Indexed on: 28 May '20Published on: 28 May '20Published in: JMIR mHealth and uHealth

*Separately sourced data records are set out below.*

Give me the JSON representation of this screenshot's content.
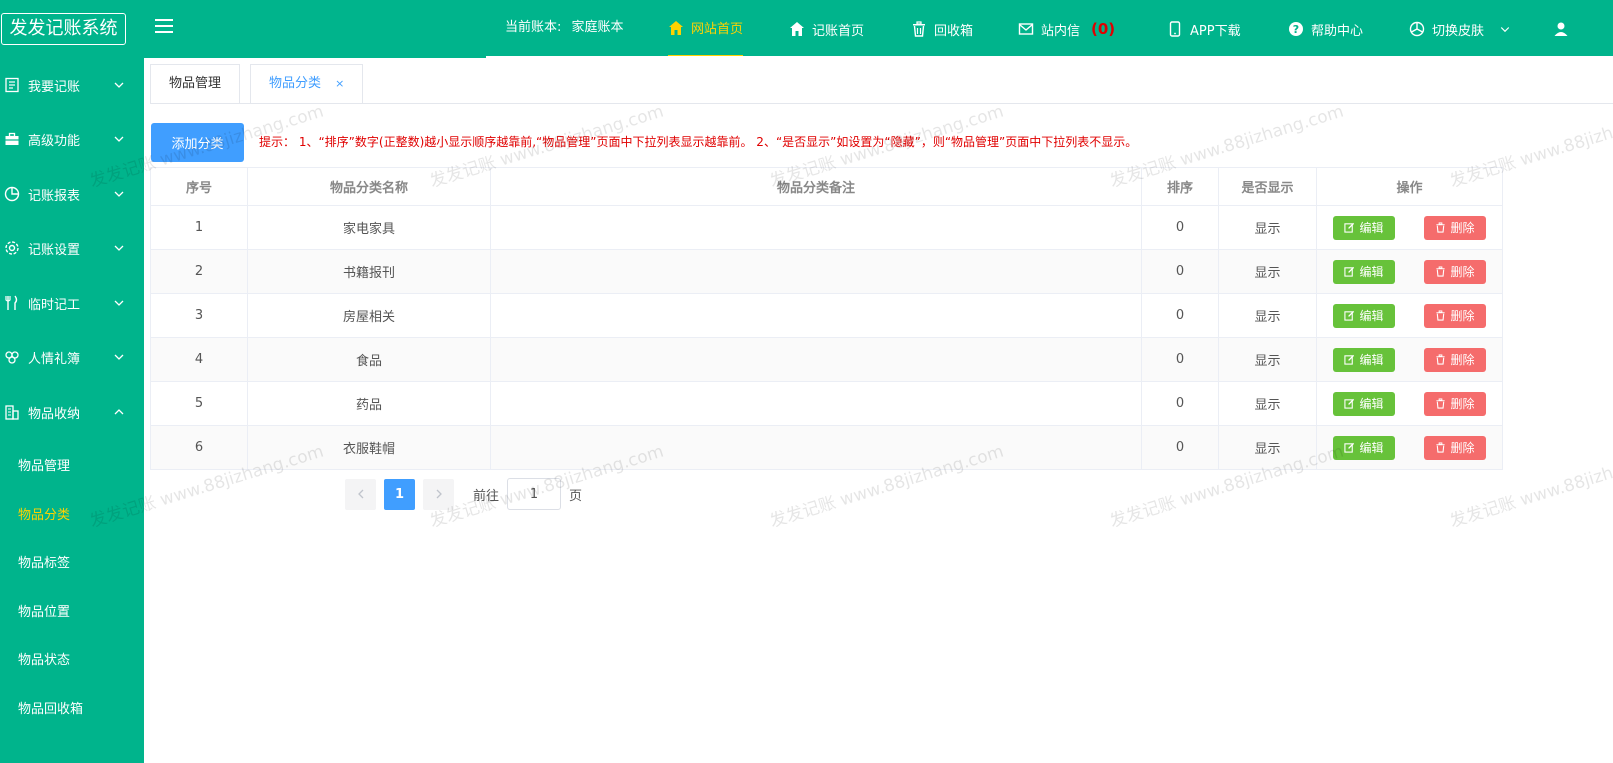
{
  "header": {
    "logo": "发发记账系统",
    "account_label": "当前账本:",
    "account_name": "家庭账本",
    "nav": [
      {
        "label": "网站首页",
        "icon": "home-icon",
        "active": true
      },
      {
        "label": "记账首页",
        "icon": "home-icon"
      },
      {
        "label": "回收箱",
        "icon": "trash-icon"
      },
      {
        "label": "站内信",
        "icon": "mail-icon",
        "count": "(0)"
      },
      {
        "label": "APP下载",
        "icon": "phone-icon"
      },
      {
        "label": "帮助中心",
        "icon": "help-icon"
      },
      {
        "label": "切换皮肤",
        "icon": "palette-icon"
      }
    ]
  },
  "sidebar": {
    "groups": [
      {
        "label": "我要记账",
        "icon": "ledger-icon"
      },
      {
        "label": "高级功能",
        "icon": "briefcase-icon"
      },
      {
        "label": "记账报表",
        "icon": "pie-chart-icon"
      },
      {
        "label": "记账设置",
        "icon": "gear-icon"
      },
      {
        "label": "临时记工",
        "icon": "fork-knife-icon"
      },
      {
        "label": "人情礼簿",
        "icon": "gift-icon"
      },
      {
        "label": "物品收纳",
        "icon": "building-icon",
        "expanded": true
      }
    ],
    "sub_items": [
      {
        "label": "物品管理"
      },
      {
        "label": "物品分类",
        "active": true
      },
      {
        "label": "物品标签"
      },
      {
        "label": "物品位置"
      },
      {
        "label": "物品状态"
      },
      {
        "label": "物品回收箱"
      }
    ]
  },
  "tabs": [
    {
      "label": "物品管理"
    },
    {
      "label": "物品分类",
      "active": true,
      "close": "×"
    }
  ],
  "toolbar": {
    "add_label": "添加分类",
    "tip": "提示： 1、“排序”数字(正整数)越小显示顺序越靠前,“物品管理”页面中下拉列表显示越靠前。 2、“是否显示”如设置为“隐藏”，则“物品管理”页面中下拉列表不显示。"
  },
  "table": {
    "headers": [
      "序号",
      "物品分类名称",
      "物品分类备注",
      "排序",
      "是否显示",
      "操作"
    ],
    "edit_label": "编辑",
    "delete_label": "删除",
    "rows": [
      {
        "no": "1",
        "name": "家电家具",
        "note": "",
        "sort": "0",
        "show": "显示"
      },
      {
        "no": "2",
        "name": "书籍报刊",
        "note": "",
        "sort": "0",
        "show": "显示"
      },
      {
        "no": "3",
        "name": "房屋相关",
        "note": "",
        "sort": "0",
        "show": "显示"
      },
      {
        "no": "4",
        "name": "食品",
        "note": "",
        "sort": "0",
        "show": "显示"
      },
      {
        "no": "5",
        "name": "药品",
        "note": "",
        "sort": "0",
        "show": "显示"
      },
      {
        "no": "6",
        "name": "衣服鞋帽",
        "note": "",
        "sort": "0",
        "show": "显示"
      }
    ]
  },
  "pager": {
    "current": "1",
    "goto_label": "前往",
    "goto_value": "1",
    "page_unit": "页"
  },
  "watermark": "发发记账 www.88jizhang.com",
  "colors": {
    "primary": "#00b48c",
    "active_nav": "#ffd200",
    "blue": "#409eff",
    "edit": "#67c23a",
    "delete": "#f56c6c",
    "tip": "#e00000"
  }
}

Mobile app-assisted self-care interventions are emerging promising tools to support self-care of patients with chronic diseases such as type 2 diabetes and hypertension. The effectiveness of such interventions requires further exploration for more supporting evidence. A systematic review and meta-analysis of randomized controlled trials (RCTs) were conducted to examine the effectiveness of mobile app-assisted self-care interventions developed for type 2 diabetes and/or hypertension in improving patient outcomes. We followed the Cochrane Collaboration guidelines and searched Medline, Cochrane Library, Embase, and CINAHL Plus for relevant studies published between January 2007 and January 2019. Primary outcomes included changes in hemoglobin A1c (HbA1c) levels, systolic blood pressure (SBP), and diastolic blood pressure (DBP). Changes in other clinical-, behavioral-, knowledge-, and psychosocial-related outcomes were included as secondary outcomes. Primary outcomes and objective secondary outcomes that were reported in at least two trials were meta-analyzed; otherwise, a narrative synthesis was used for data analysis. Twenty-seven trials were identified and analyzed. For primary outcomes, the use of mobile app-assisted self-care interventions was associated with significant reductions in HbA1c levels [standardized mean difference (SMD) = -0.44, 95% confidence interval (CI) = -0.59 to -0.29; P < .001], SBP (SMD = -0.17, 95% CI = -0.31 to -0.03, P = .02), and DBP (SMD = -0.17, 95% CI = -0.30 to -0.03, P = .02). Subgroup analyses for primary outcomes showed that several intervention features were supportive of self-management, including blood glucose-, blood pressure-, and medication-monitoring, communication with health care providers, automated feedback, personalized goal setting, reminders, education materials, and data visualization. Eight objective secondary outcomes were meta-analyzed, which showed that the interventions had significant lowering effects on fasting blood glucose levels and waist circumference. Forty-two secondary outcomes were narratively synthesized, and mixed results were found. Mobile app-assisted self-care interventions can be effective tools for managing blood glucose and blood pressure, likely because their use facilitates remote management of health issues and data, provision of personalized self-care recommendations, patient-care provider communication, and decision making. More studies are required to further determine which combinations of intervention features are most effective in improving the control of the diseases. Moreover, evidence regarding the effects of these interventions on the behavioral, knowledge, and psychosocial outcomes of patients is still scarce, which warrants further examination.